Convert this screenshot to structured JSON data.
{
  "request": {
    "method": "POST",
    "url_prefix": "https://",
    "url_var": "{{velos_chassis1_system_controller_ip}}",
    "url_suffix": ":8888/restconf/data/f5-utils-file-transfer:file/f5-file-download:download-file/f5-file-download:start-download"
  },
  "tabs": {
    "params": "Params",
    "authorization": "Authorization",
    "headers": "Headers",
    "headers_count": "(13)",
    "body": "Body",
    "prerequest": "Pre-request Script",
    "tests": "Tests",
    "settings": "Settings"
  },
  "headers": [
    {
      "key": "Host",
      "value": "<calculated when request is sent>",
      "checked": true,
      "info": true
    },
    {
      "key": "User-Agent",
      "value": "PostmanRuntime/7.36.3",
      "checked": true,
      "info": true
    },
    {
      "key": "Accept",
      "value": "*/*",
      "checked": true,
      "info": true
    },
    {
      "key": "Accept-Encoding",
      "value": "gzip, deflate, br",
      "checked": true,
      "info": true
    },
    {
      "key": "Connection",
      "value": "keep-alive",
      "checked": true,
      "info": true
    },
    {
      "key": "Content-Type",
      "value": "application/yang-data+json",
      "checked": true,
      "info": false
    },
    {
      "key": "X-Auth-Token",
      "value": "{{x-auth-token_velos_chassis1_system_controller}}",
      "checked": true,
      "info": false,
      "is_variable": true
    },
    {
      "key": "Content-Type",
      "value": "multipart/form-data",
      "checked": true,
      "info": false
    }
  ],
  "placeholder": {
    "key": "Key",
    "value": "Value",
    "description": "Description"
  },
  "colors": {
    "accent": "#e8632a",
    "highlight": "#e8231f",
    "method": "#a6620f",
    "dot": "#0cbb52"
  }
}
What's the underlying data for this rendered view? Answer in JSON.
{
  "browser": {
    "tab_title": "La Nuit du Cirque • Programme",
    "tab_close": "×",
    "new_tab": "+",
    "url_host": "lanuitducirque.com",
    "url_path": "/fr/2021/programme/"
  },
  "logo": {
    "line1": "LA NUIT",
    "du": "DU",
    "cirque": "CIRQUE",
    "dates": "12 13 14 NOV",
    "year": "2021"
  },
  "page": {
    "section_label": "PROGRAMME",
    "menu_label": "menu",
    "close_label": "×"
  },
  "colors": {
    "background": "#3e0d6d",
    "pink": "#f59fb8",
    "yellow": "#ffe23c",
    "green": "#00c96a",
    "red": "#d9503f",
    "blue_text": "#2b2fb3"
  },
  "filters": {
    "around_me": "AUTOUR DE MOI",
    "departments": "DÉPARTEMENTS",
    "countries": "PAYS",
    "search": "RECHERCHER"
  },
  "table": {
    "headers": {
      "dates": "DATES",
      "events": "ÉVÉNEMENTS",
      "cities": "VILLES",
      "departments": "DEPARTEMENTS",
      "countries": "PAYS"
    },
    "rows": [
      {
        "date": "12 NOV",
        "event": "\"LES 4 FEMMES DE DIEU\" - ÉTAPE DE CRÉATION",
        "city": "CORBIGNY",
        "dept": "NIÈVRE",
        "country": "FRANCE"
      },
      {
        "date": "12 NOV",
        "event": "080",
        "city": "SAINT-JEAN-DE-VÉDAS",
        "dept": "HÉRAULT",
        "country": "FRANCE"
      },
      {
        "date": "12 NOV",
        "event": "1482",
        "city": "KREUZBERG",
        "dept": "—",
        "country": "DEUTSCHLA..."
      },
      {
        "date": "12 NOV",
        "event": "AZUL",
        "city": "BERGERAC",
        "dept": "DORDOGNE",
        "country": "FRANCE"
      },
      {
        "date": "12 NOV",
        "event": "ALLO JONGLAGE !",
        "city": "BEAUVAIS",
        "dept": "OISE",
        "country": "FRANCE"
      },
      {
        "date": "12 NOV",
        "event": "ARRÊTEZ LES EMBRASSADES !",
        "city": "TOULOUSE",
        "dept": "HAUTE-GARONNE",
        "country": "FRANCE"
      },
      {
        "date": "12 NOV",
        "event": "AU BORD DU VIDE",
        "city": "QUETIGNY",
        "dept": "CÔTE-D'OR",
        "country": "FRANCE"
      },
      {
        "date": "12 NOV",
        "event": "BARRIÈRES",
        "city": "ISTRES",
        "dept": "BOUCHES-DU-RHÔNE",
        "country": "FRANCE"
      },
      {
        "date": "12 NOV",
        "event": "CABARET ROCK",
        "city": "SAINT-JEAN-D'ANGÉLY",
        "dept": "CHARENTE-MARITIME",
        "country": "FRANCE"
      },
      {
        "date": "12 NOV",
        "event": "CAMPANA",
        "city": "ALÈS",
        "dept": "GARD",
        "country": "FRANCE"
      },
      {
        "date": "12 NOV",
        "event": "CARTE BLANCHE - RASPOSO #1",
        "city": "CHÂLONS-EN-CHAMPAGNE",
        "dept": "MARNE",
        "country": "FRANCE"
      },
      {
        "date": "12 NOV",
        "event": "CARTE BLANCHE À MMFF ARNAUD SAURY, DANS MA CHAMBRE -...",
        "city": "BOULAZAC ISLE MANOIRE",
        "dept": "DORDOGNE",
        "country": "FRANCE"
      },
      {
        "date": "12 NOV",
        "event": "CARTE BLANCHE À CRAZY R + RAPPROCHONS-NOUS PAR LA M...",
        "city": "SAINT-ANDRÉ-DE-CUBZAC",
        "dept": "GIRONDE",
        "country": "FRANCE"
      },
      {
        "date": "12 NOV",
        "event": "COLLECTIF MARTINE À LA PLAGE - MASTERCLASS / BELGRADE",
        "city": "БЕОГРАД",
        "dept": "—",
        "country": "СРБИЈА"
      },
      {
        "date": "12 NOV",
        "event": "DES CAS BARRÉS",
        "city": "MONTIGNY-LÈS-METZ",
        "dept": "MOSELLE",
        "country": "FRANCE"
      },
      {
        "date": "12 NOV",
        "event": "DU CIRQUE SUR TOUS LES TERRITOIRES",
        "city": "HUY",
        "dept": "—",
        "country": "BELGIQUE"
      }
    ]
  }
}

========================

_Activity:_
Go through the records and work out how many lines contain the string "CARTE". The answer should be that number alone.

_Solution below:_
3